Experts say that this will have little impact on a student deciding to opt for the UK as their education destination. Many like Natasha have already started preparations.
A UK counsellor from the counselling company Edwise International told Moneylife, "These changes won't have much impact on a student's decision. For, there are other ways through which students can go, like the Tier-2 system. Plus, students from the metros anyway fare well in the English test. A lot of students who want to study in the UK are still coming for counselling," he said.
Another counsellor from a Mumbai-based agency said, "Many of the students want to study and come back. They look for new avenues and exposure, so these changes won't have any impact on the outflow. The UK will remain a popular education destination followed by the US and Canada."
However, there are some who feel that there would be some fall in demand. Richard Lasrado, director, Education Abroad Counselling, says, "There would be a 25%-30% drop in applications.

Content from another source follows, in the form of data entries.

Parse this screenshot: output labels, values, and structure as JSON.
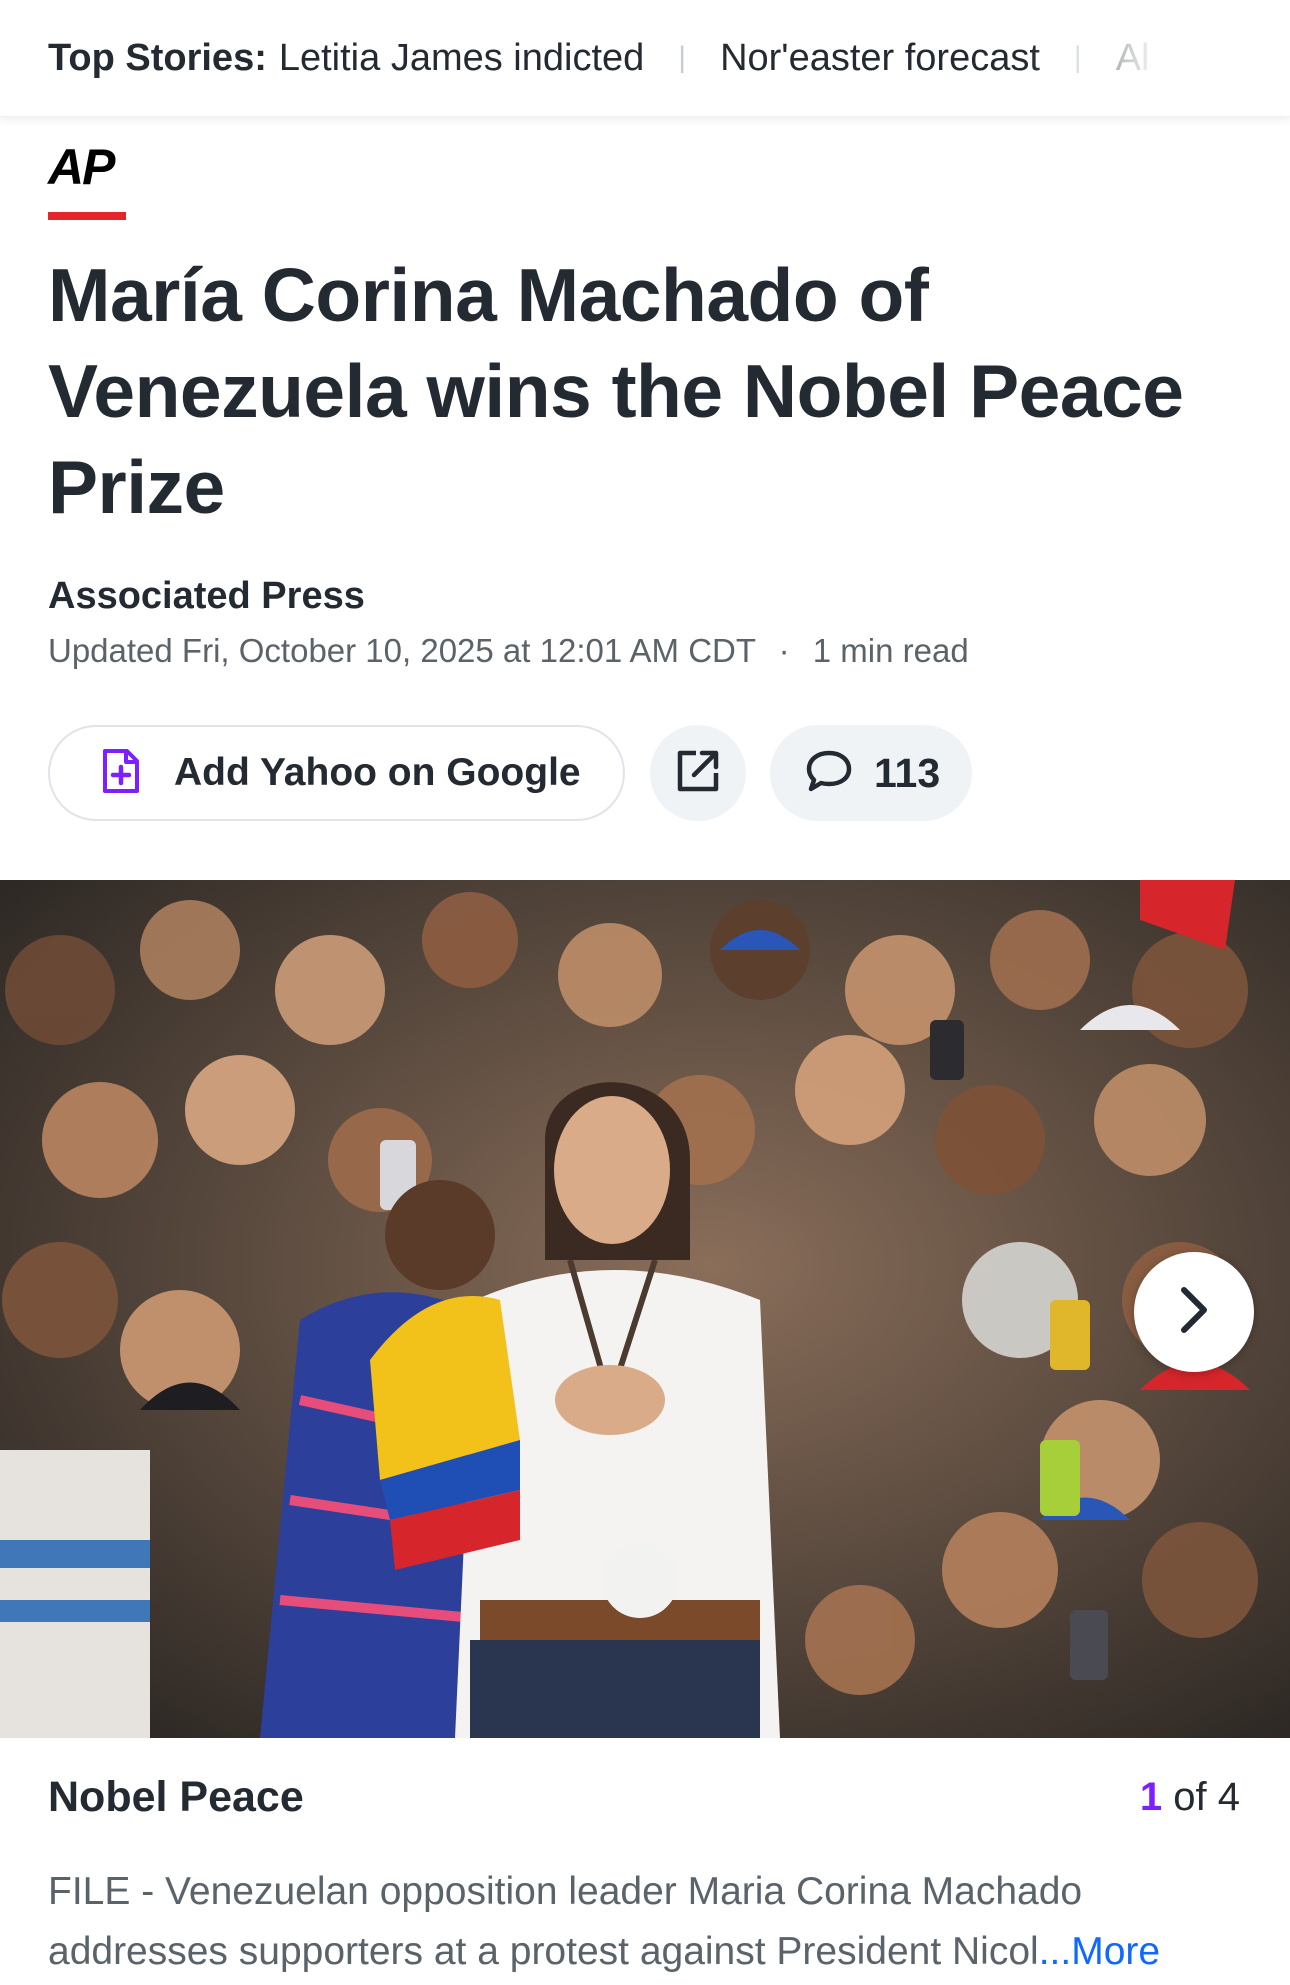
{
  "ticker": {
    "label": "Top Stories:",
    "stories": [
      "Letitia James indicted",
      "Nor'easter forecast",
      "Al"
    ]
  },
  "publisher": {
    "logo_text": "AP"
  },
  "article": {
    "headline": "María Corina Machado of Venezuela wins the Nobel Peace Prize",
    "author": "Associated Press",
    "updated": "Updated Fri, October 10, 2025 at 12:01 AM CDT",
    "separator": "·",
    "read_time": "1 min read"
  },
  "actions": {
    "add_google_label": "Add Yahoo on Google",
    "comments_count": "113"
  },
  "gallery": {
    "caption_title": "Nobel Peace",
    "current": "1",
    "total_text": "of 4",
    "caption_line1": "FILE - Venezuelan opposition leader Maria Corina Machado",
    "caption_line2": "addresses supporters at a protest against President Nicol",
    "ellipsis": "...",
    "more_label": "More"
  },
  "colors": {
    "accent_purple": "#7e1fff",
    "link_blue": "#0f69ff",
    "ap_red": "#e4252b",
    "text_dark": "#232a31",
    "text_muted": "#5b636a"
  },
  "icons": {
    "add_google": "document-plus-icon",
    "share": "external-link-icon",
    "comments": "speech-bubble-icon",
    "next": "chevron-right-icon"
  }
}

But considering the student outflow to the UK, which is high, the fall in demand won't be much. Such changes in visa norms will mainly affect mid-size universities like Middlesex University and the University of Southampton. But a lot of bright students are the ones to get visas; obviously they choose top class universities and will be able to get a required job."
"By such violent acts, the striking workers have polluted the environment in Manesar. Such actions are damaging for the industrial climate in the Manesar belt. This will destroy jobs and prosperity in the region," Maruti Suzuki said in a statement
Gurgaon: The labour unrest at Maruti Suzuki India's (MSI) Manesar plant took a violent turn on Thursday when a group of supervisors were attacked on their way to work, with five of them sustaining injuries, reports PTI.
According to the police, one Dhiraj Soni, a worker at the Manesar plant of the company, has been detained in relation to the incident.
"A medical examination of two injured employees is being carried out now and a first information report (FIR) will be filed after that," a police official told PTI.
Another three supervisors that sustained injuries in the attack were admitted to Artemis Hospital here and later discharged after first aid, the police said.
In a statement, the company condemned the attack on its supervisors, saying, "This was another desperate action by the striking workers, using violence and fear."
"By such violent acts, the striking workers have polluted the environment in Manesar. Such actions are damaging for the industrial climate in the Manesar belt. This will destroy jobs and prosperity in the region," it said.
The incident took place this morning when a group of 11 supervisors were stopped on their way to work by a group of people near the factory of Honda Motorcycle and Scooter India's Manesar plant and were allegedly attacked.
Representatives of the agitating workers at MSI's Manesar plant could not be reached for comments, as repeated calls remained unanswered.
The MSI management and workers have been locked in a standoff since 29th August, when the management prevented workers from entering the factory premises unless they signed a 'good conduct'' bond, after alleged sabotage and deliberate compromise on the quality of cars being produced.
The bond required the workers to declare they would "not resort to go slow, intermittent stoppage of work, stay- in-strike, work-to-rule, sabotage or otherwise indulge in any activity, which would hamper normal production in the factory".
In support of their colleagues at MSI's Manesar plant, workers at three factories operated by two of Japan's Suzuki Motor Corp's subsidiaries located in the Gurgaon-Manesar industrial belt-Suzuki Powertrain India and Suzuki Motorcycle India Pvt Ltd-have been on strike since Wednesday afternoon.